Got a nice little racket going here, corporate America. Wouldn’t want anything to happen to it.
In the end, nobody seems to be taking these threats very seriously. Institutionalized bribery via political coffers is so ingrained into our system that the system cannot function without it, and the Journal notes that lobbyists themselves believe that corporations will give up their attempts to distance themselves from Republican insurrectionists as new laws and policies are proposed that will affect them. The money faucets will turn back on, even for seditionists.

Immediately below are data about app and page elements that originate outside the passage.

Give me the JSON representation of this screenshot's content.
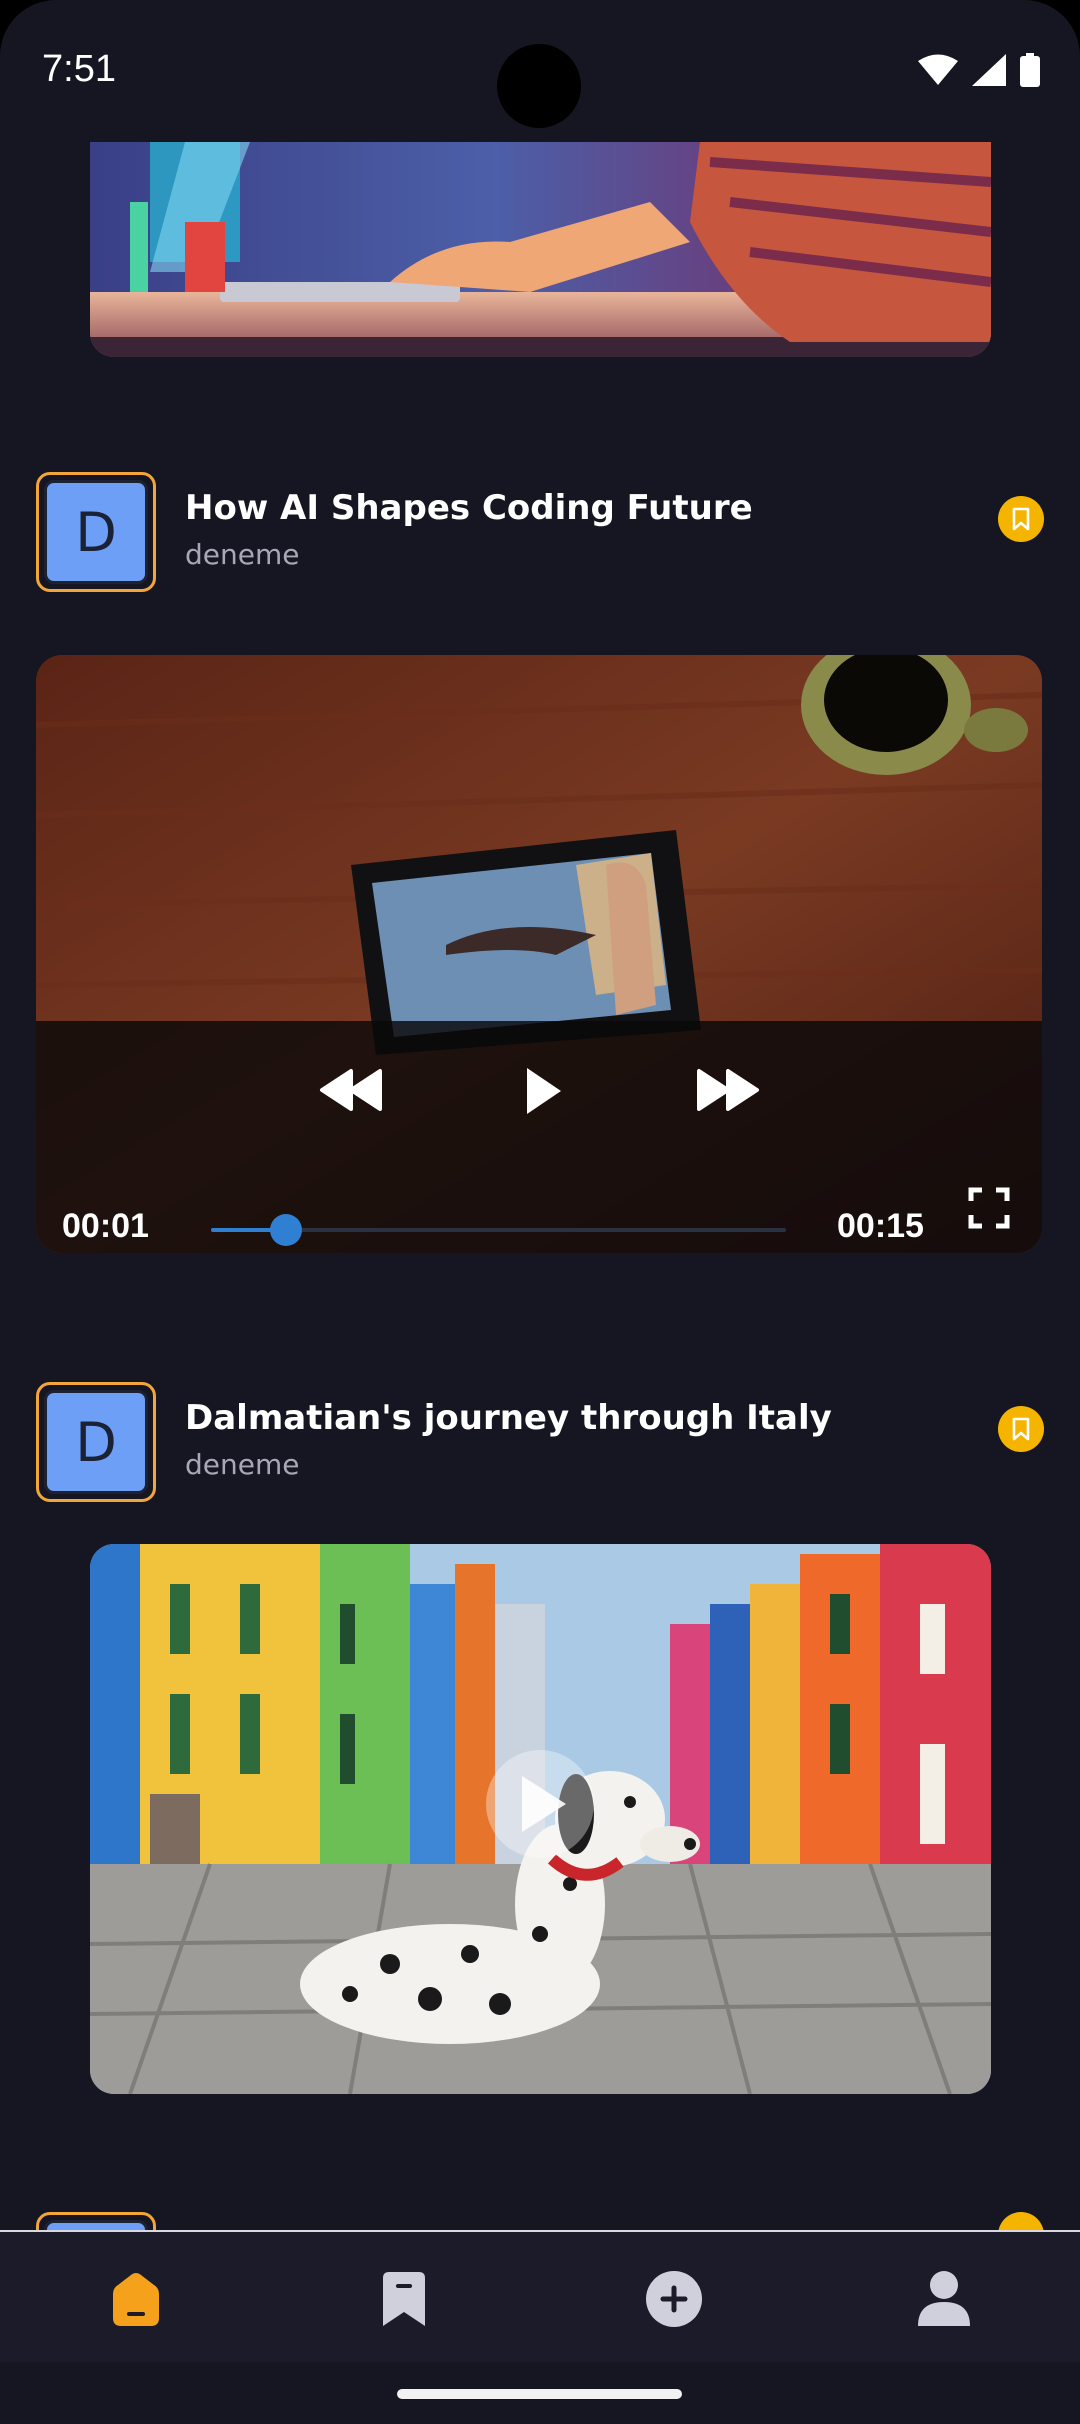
{
  "status_bar": {
    "time": "7:51",
    "icons": [
      "wifi-icon",
      "cellular-signal-icon",
      "battery-icon"
    ]
  },
  "feed": {
    "posts": [
      {
        "title": "How AI Shapes Coding Future",
        "author": "deneme",
        "avatar_letter": "D",
        "bookmarked": true,
        "media_type": "video",
        "player": {
          "current_time": "00:01",
          "duration": "00:15",
          "progress": 0.13
        }
      },
      {
        "title": "Dalmatian's journey through Italy",
        "author": "deneme",
        "avatar_letter": "D",
        "bookmarked": true,
        "media_type": "video-thumbnail"
      }
    ]
  },
  "bottom_nav": {
    "items": [
      {
        "icon": "home-icon",
        "active": true
      },
      {
        "icon": "bookmark-icon",
        "active": false
      },
      {
        "icon": "add-circle-icon",
        "active": false
      },
      {
        "icon": "profile-icon",
        "active": false
      }
    ],
    "colors": {
      "active": "#f5a11b",
      "inactive": "#cfd0dc"
    }
  },
  "colors": {
    "background": "#161622",
    "accent": "#f2a63a",
    "bookmark_badge": "#f5b400",
    "avatar_bg": "#6e9ff7",
    "progress": "#2f7fd2"
  }
}
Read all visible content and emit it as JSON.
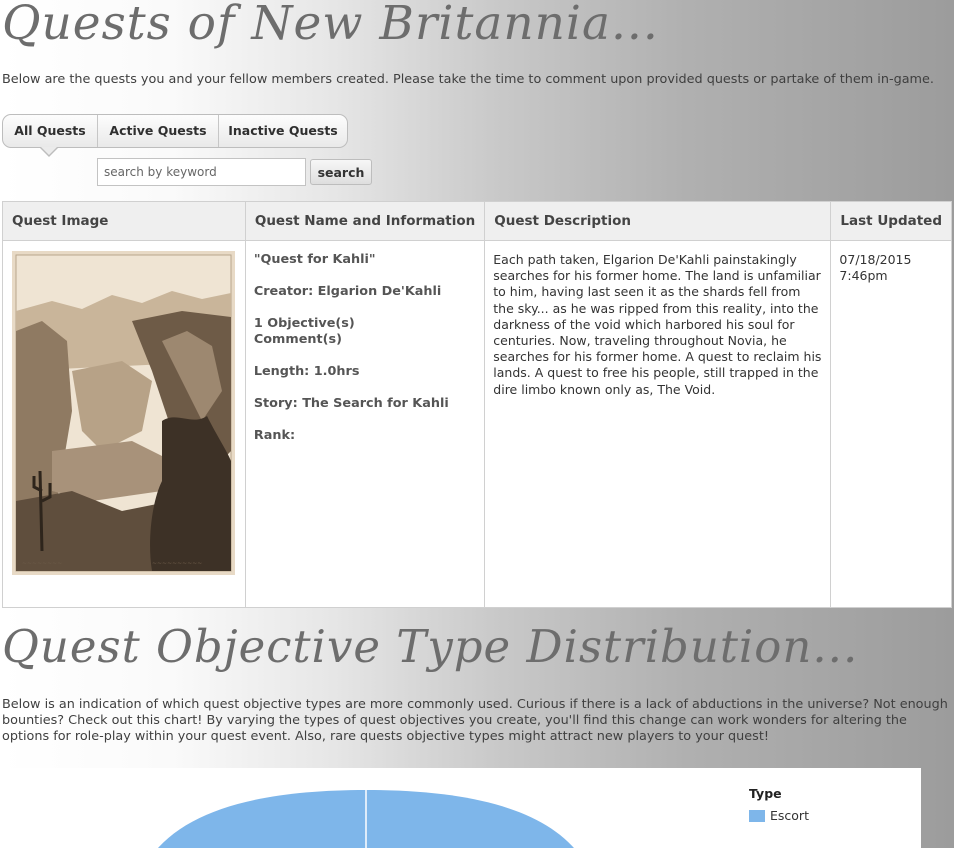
{
  "page": {
    "title": "Quests of New Britannia...",
    "intro": "Below are the quests you and your fellow members created. Please take the time to comment upon provided quests or partake of them in-game."
  },
  "tabs": [
    {
      "label": "All Quests",
      "active": true
    },
    {
      "label": "Active Quests",
      "active": false
    },
    {
      "label": "Inactive Quests",
      "active": false
    }
  ],
  "search": {
    "placeholder": "search by keyword",
    "value": "",
    "button_label": "search"
  },
  "table": {
    "headers": [
      "Quest Image",
      "Quest Name and Information",
      "Quest Description",
      "Last Updated"
    ],
    "rows": [
      {
        "name": "\"Quest for Kahli\"",
        "creator": "Creator: Elgarion De'Kahli",
        "objectives": "1 Objective(s)",
        "comments": "Comment(s)",
        "length": "Length: 1.0hrs",
        "story": "Story: The Search for Kahli",
        "rank": "Rank:",
        "description": "Each path taken, Elgarion De'Kahli painstakingly searches for his former home. The land is unfamiliar to him, having last seen it as the shards fell from the sky... as he was ripped from this reality, into the darkness of the void which harbored his soul for centuries. Now, traveling throughout Novia, he searches for his former home. A quest to reclaim his lands. A quest to free his people, still trapped in the dire limbo known only as, The Void.",
        "updated_date": "07/18/2015",
        "updated_time": "7:46pm"
      }
    ]
  },
  "distribution": {
    "title": "Quest Objective Type Distribution...",
    "intro": "Below is an indication of which quest objective types are more commonly used. Curious if there is a lack of abductions in the universe? Not enough bounties? Check out this chart! By varying the types of quest objectives you create, you'll find this change can work wonders for altering the options for role-play within your quest event. Also, rare quests objective types might attract new players to your quest!",
    "legend_title": "Type",
    "legend_items": [
      {
        "label": "Escort",
        "color": "#7eb6ea"
      }
    ]
  },
  "colors": {
    "pie_fill": "#7eb6ea",
    "title_color": "#6d6d6d"
  }
}
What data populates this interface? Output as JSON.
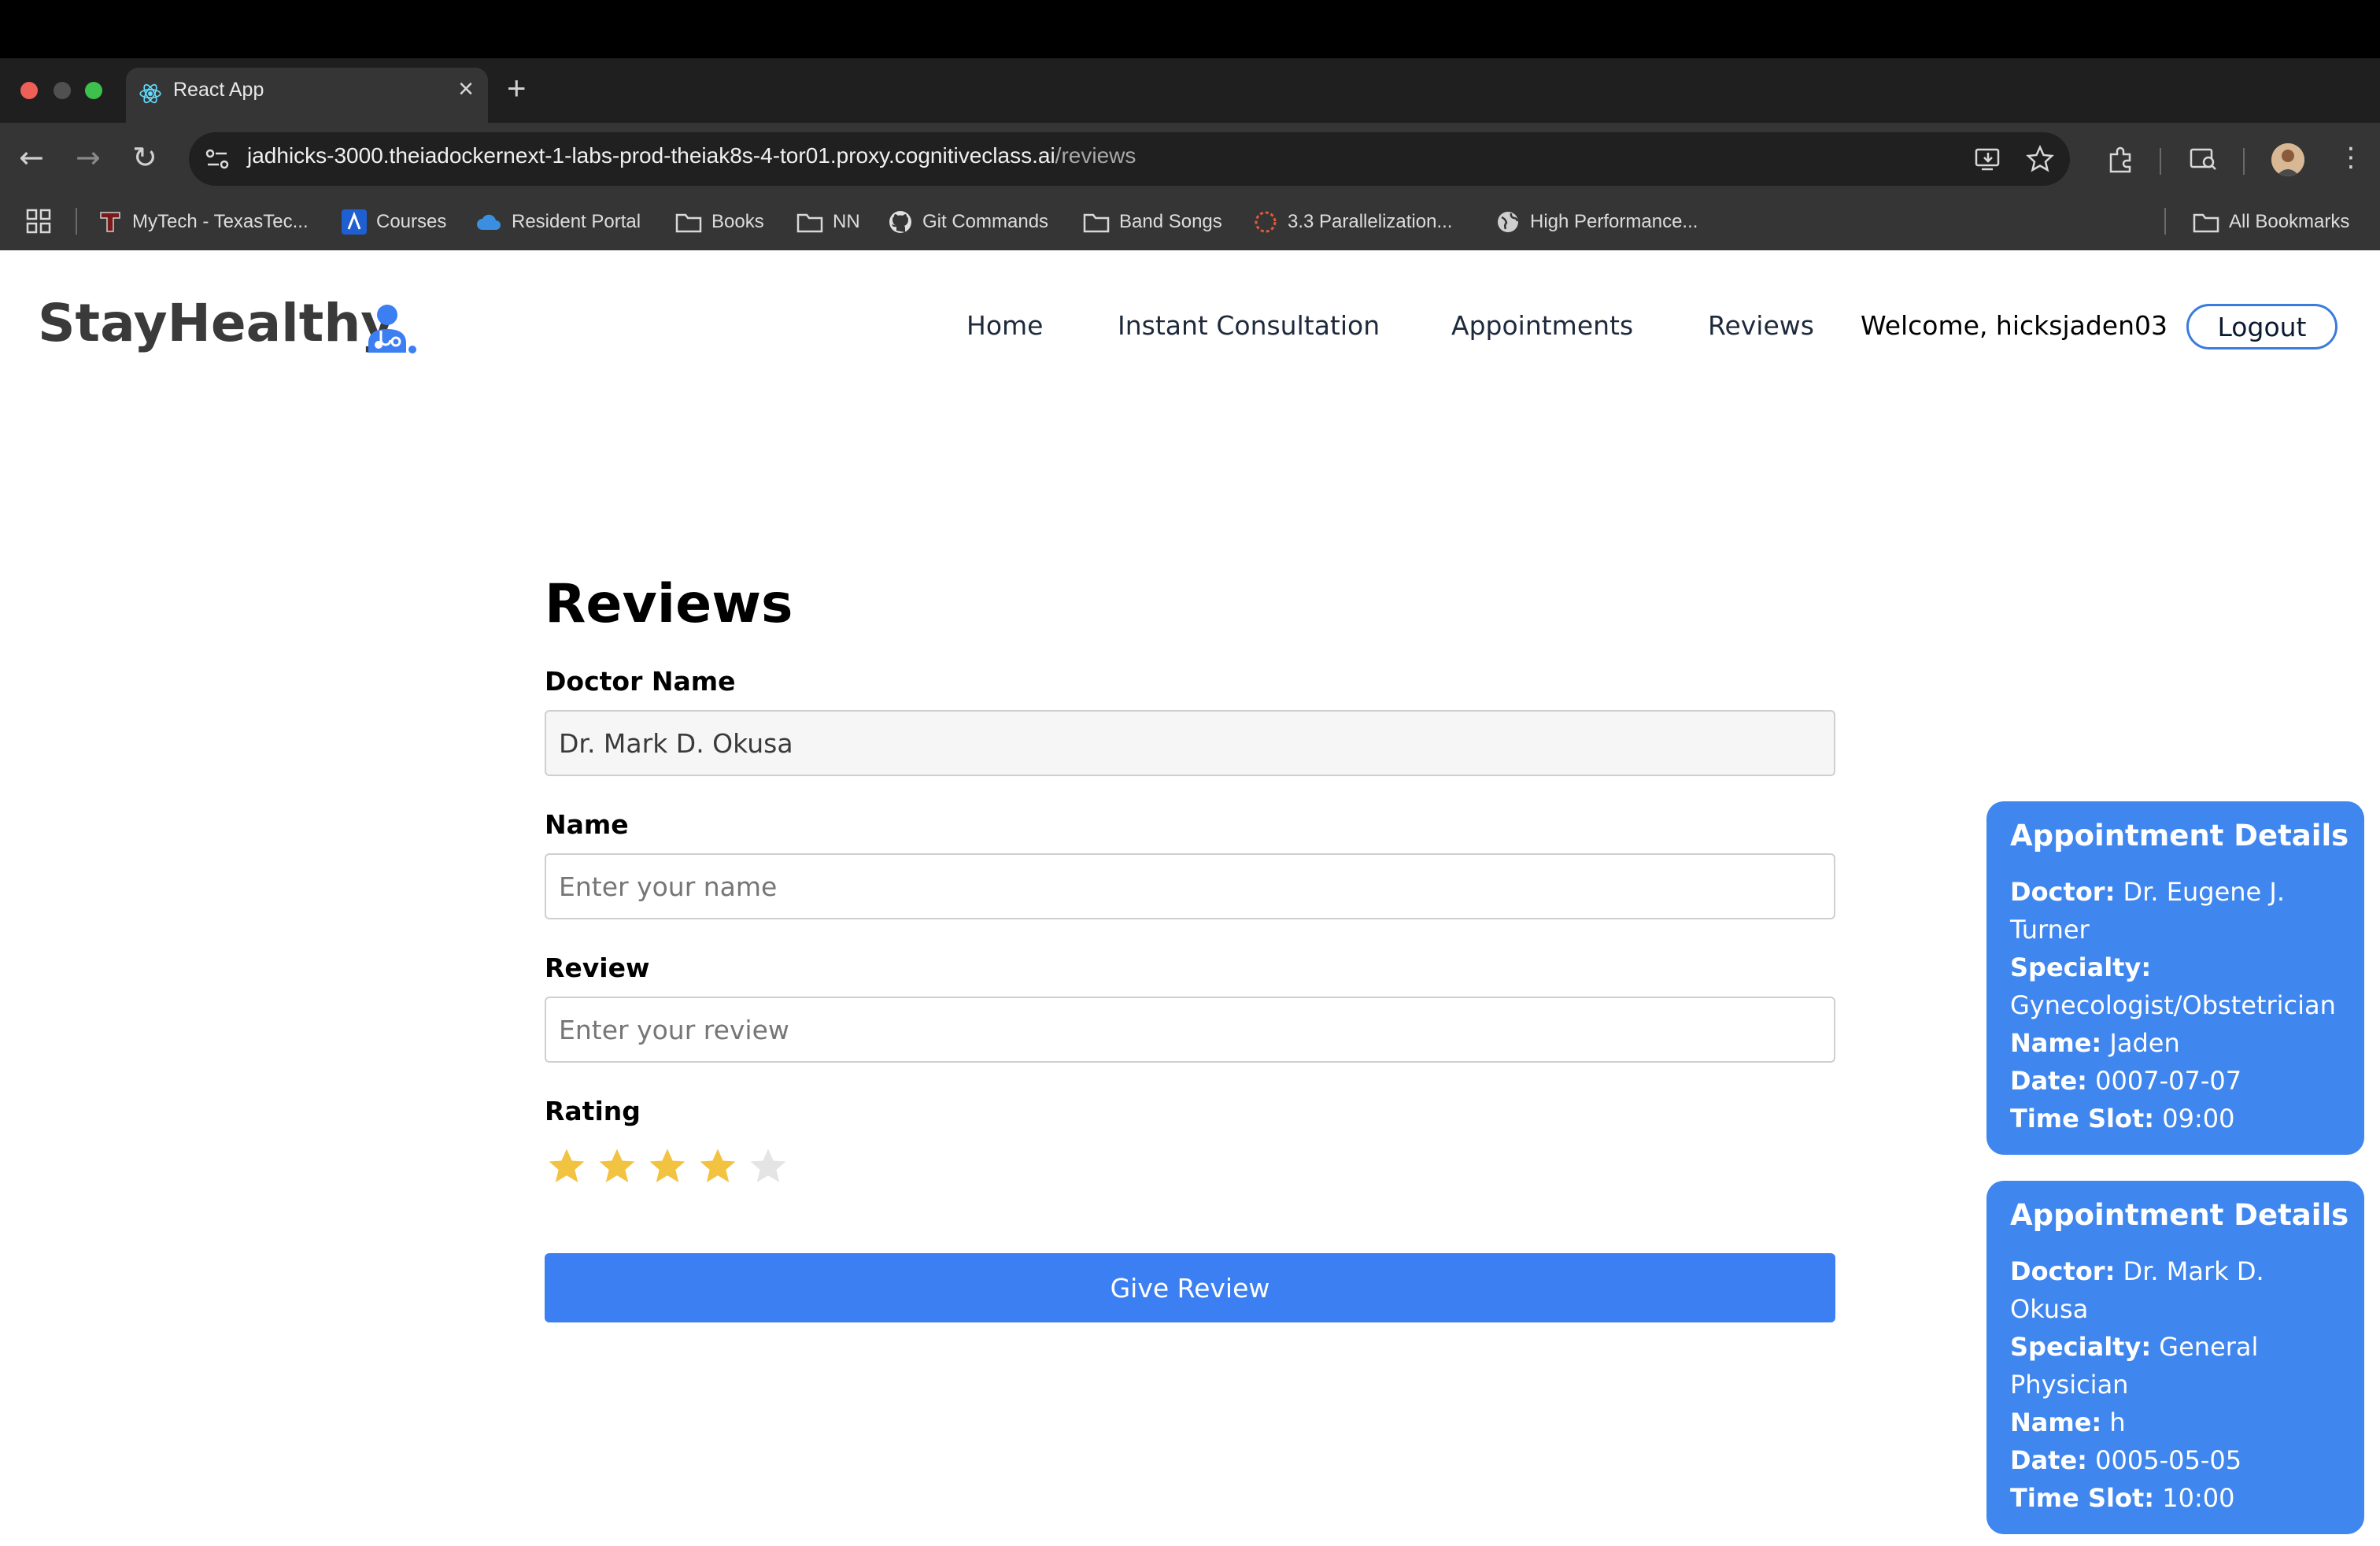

That might happen, and it might not. Attempting to overturn a United States election is, quite literally, among the worst actions a lawmaker could push for even from a purely business perspective; no American company is eager to begin drafting contingency plans dealing with the possible overthrow of government. It is a market-mover, to be sure—but not in a positive direction. Corporate America may indeed decide that it must extract the coup enablers from Congress even if it comes with some momentary pain, rather than be seen as allied with any of these people during a time that even the nation’s most powerful press voices are angrily condemning them as seditionists.
Even an increased minimum wage is not truly an existential crisis for any company not already dependent on slave labor. The rise of Putin-style kleptocratic rule under a future anti-democratic kingpin, one in which every company is allowed to exist only if that company does not interfere with the kleptocracy’s own interests, may well be coming.